1603, April 15. This morning I received a packet from Bremen, with letters to the Lords, the copies whereof Mr. Smith sends enclosed. There was one private to you from Lord Eure, and another from Mr. Secretary Herbert, both importing the substance of the general letter to the Lords, with the like from Mr. Lesieur, with which I do not burden this packet. Mr. Oldsworth is come up, and offers to prove all the suggestions of the importunate bishops to be merely false, and has brought a letter from Mr. Masters, who excuses to receive the body of the ward: and another from the feodary, signifying the ward's unwillingness to be removed from him, who had taken her into possession by your former warrant.—The Court, 15 April, 1603.
Holograph. ½ p. (99. 117.)
Sir John Salisbury to the Same.

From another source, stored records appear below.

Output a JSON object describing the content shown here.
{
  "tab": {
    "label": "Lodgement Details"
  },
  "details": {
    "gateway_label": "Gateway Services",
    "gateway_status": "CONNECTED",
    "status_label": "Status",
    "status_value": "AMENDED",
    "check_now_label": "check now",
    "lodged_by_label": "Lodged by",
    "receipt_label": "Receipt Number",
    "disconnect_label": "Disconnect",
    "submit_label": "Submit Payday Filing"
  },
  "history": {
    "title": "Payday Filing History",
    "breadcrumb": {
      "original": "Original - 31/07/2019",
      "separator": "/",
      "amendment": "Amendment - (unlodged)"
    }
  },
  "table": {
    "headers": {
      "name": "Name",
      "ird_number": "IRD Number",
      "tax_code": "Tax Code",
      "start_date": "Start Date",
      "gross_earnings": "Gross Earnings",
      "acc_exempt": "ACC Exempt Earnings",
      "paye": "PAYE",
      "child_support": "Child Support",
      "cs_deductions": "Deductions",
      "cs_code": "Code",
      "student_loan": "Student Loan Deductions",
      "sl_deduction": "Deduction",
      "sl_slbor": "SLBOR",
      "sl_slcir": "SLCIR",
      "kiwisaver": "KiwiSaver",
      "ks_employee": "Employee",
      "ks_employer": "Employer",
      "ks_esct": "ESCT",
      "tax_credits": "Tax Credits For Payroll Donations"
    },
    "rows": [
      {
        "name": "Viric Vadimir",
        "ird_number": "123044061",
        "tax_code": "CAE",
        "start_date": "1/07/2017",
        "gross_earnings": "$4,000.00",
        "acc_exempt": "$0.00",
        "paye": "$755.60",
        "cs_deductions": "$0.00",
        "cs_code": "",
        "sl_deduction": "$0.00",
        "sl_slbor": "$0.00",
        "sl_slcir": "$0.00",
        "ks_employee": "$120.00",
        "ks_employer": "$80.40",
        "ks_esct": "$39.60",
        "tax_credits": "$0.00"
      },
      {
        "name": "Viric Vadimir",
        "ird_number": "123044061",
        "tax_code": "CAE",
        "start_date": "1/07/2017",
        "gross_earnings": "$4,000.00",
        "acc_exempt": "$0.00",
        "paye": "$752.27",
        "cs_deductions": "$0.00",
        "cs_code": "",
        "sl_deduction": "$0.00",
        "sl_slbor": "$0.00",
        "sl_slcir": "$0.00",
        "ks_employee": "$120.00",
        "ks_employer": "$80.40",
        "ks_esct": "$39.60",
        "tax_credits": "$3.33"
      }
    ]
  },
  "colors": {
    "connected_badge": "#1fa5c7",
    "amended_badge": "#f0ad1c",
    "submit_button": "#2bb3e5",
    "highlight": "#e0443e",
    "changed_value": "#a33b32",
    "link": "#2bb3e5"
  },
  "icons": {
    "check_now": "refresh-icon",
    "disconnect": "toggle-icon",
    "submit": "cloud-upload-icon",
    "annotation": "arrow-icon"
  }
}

1603, April 15. Since her Majesty's death, has made his abode in the country, to do his best for the maintaining of good order in these parts where he dwells. Offers services, and asks if it is Cecil's pleasure that he should repair to attend him.— Llewenye, 15 April, 1603.
Holograph. Signed, Jo: Salusbury.
1 p. (187. 29.)
Affairs of State.
[1603, c. April 15.] A memorial of some things to be imparted to his Majesty from their Lordships by Mr. Secretary Cecil.
The funeral may be performed on Friday in Easter week.
The King alone may be crowned sooner, and if the Queen be crowned with his Majesty, then more time is requisite, but both may be crowned by the 24th or 25th of July. The first is Sunday, the next St. James's Day; but his Majesty may please to come to the Tower before, and from thence remove whither he will until the coronation, and afterwards may return back thither again before the time of the coronation. If both of them be crowned together, it will save his Majesty a third part of the charge, besides the charge of the realm.
The naturalising of Scottishmen cannot be till a Parliament, but the same may be otherwise in the meantime provided for by charter under the great seal of England.—Undated.
Signed: "Jo: Cant.; Tho: Egerton, C.S.; T. Buchurst; Notingham; Northumberland; E. Worcester; W. Knollys; Ed: Wotton; E. Stanhope; Ro: Cecyll."
Endorsed: "Memorial, 1603."
1 p. (187. 34.)